Whistling thorn (Acacia dreparalobrium) is an African acacia tree that grows up to 18 feet tall, with branches studded with pairs of long thorns up to 3 inches long. Stinging ants dig holes into the thorns, turning them into shelters. Wind blowing across the holes in abandoned spines makes a whistling sound that gives the tree its name.
The African umbrella thorn acacia (Acacia tortillis) grows on rocky ground and in sand dunes. It grows up to 65 feet tall with a flat crown that gives it its name. It yields clusters of up to 400 white puffball flowers and has a taproot that can grow up to 115 feet deep.
Gum tree eucalyptus (Eucalyptus cinerea) is one of numerous species of eucalyptus trees that grow in Australia. They have a reddish-brown bark, grey-green leaves about 1 inch long and grow clusters of creamy white flowers. They have been introduced to Arizona, California and Nevada.
The jarrah tree (Eucalyptus marginata), also Australian, has a branchless trunk that grows from 130 to 160 feet tall. The jarrah sheds strips of its grayish-brown, grooved bark. It grows a special tuber underground that stores moisture and allows the tree to grow back after a fire. The hard wood from the jarrah is made into furniture, and bees that browse its clusters of white flowers make a delicious honey.
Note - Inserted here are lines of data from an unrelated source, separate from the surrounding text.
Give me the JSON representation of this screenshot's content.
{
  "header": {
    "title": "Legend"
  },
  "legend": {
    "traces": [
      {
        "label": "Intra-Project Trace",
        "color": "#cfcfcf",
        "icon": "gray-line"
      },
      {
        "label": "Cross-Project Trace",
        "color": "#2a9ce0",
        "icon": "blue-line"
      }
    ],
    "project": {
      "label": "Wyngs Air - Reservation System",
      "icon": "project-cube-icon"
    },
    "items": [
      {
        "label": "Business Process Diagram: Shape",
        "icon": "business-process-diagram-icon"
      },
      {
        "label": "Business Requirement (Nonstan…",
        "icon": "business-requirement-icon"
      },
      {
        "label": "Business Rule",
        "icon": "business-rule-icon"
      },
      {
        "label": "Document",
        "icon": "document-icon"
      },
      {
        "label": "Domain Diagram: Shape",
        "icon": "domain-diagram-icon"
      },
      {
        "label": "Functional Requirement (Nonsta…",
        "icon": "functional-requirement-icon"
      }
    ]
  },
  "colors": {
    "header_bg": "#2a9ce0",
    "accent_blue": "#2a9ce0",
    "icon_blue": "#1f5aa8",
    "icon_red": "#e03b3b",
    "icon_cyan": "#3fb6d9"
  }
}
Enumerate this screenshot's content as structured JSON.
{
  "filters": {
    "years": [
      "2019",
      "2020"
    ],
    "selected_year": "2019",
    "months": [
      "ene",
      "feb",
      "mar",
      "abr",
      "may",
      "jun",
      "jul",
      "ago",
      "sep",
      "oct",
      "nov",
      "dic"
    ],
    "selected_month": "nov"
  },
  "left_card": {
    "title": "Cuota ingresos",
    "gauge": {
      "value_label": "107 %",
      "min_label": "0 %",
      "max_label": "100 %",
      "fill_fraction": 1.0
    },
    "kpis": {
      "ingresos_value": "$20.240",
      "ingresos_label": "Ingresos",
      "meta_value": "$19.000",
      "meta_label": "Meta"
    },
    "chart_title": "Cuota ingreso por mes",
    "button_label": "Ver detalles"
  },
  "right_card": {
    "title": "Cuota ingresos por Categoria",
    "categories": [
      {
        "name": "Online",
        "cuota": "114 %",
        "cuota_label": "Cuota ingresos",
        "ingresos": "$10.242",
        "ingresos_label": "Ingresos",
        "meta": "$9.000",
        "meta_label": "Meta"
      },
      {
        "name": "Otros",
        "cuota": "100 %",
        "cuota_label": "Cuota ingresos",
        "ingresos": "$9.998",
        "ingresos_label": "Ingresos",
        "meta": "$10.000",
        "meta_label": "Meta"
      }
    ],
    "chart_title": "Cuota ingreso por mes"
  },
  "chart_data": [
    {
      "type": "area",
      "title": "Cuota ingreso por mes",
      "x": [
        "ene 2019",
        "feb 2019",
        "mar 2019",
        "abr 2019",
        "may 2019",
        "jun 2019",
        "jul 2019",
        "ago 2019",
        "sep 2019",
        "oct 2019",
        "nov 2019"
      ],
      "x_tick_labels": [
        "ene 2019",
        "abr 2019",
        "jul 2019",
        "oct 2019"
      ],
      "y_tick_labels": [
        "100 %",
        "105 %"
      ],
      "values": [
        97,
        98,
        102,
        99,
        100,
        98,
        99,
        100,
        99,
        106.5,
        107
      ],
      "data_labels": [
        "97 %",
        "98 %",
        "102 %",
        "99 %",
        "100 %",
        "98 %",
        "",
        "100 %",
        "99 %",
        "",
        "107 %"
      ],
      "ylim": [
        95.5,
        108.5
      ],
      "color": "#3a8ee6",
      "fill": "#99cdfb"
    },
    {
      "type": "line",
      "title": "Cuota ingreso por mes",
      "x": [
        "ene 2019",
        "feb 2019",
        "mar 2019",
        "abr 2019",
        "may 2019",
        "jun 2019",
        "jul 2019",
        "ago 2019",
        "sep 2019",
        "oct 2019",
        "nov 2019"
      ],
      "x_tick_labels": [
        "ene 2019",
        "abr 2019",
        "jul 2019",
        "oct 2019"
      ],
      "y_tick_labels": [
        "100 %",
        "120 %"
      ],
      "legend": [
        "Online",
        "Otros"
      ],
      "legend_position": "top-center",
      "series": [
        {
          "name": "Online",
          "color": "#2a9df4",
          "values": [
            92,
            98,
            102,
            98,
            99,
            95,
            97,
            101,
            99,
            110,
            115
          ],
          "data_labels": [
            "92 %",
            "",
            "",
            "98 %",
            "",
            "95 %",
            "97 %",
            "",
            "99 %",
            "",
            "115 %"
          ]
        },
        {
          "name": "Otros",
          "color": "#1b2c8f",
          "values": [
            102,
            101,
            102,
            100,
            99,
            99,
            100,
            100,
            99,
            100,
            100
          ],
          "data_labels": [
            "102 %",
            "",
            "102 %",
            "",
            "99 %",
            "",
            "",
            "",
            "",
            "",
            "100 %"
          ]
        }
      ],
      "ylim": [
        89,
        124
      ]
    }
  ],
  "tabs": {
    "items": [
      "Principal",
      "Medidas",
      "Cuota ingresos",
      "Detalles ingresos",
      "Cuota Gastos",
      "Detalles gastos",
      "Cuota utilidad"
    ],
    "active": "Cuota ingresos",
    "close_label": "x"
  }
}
Bahama grass (Cynodon dactylon), a gray-green grass that spreads by underground stems and above-ground runners, is called Bermudagrass in the United States because it was introduced from Bermuda. It grows naturally in areas that have been subjected to grazing, fire or flooding.
Elephant grass (Pennistum purpureum) grows in dense clumps up to 10 feet tall in Africa and is used as fodder for animals. Elephant grass that was introduced to Florida has become invasive, clogging natural waterways.
The baobab tree (Adansonia digitata) can live for thousands of years and grow up to 80 feet tall. The baobab looks like it has its roots in the air and a trunk sticking into the ground. It stores water in its thick trunk in preparation for up to nine months of dry weather when it survives without leaves.
The candelabra trees (Euphorbia ingens) grows 30 to 40 feet tall; thorny branches near the top of its single trunk look like little cacti, giving the tree the appearance of a candelabra, hence its name. The white sap of the candelabra tree is toxic and can blister the skin or cause blindness if it touches the eyes.
Jakal Berry Tree
The jackal berry tree (Diospyros mespiliformis) grows on termite mounds in Africa and along riverbeds and swamps. Most trees grow from 15 to 18 feet tall, although they can grow as high as 80 feet. They grow straight with deep grooves in their bark. Mature trees develop flattened ridges on their trunk that help buttress and support them; its purple fruit is a favorite of animals.
The African manketti tree (Schinziophyton rautanenii) has short, stubby branches on a straight trunk that grows from 50 to 65 feet tall. The Manketti tree has distinctive leaves in the shape of hands and sprays of small white flowers. It grows in wooded hills and sand dunes and has a deep tap root with short lateral roots.
The African river bushwillow (Combretum erythrophyllum) is also called the hiccup tree, because if the seeds are eaten, they cause hiccups. It grows from 30 to 35 feet tall topped by a dense, spreading crown. Its leaves turn yellow in early autumn, then red in the winter; the leaves drop during extended dry periods. It grows cream-colored or pale yellow flowers.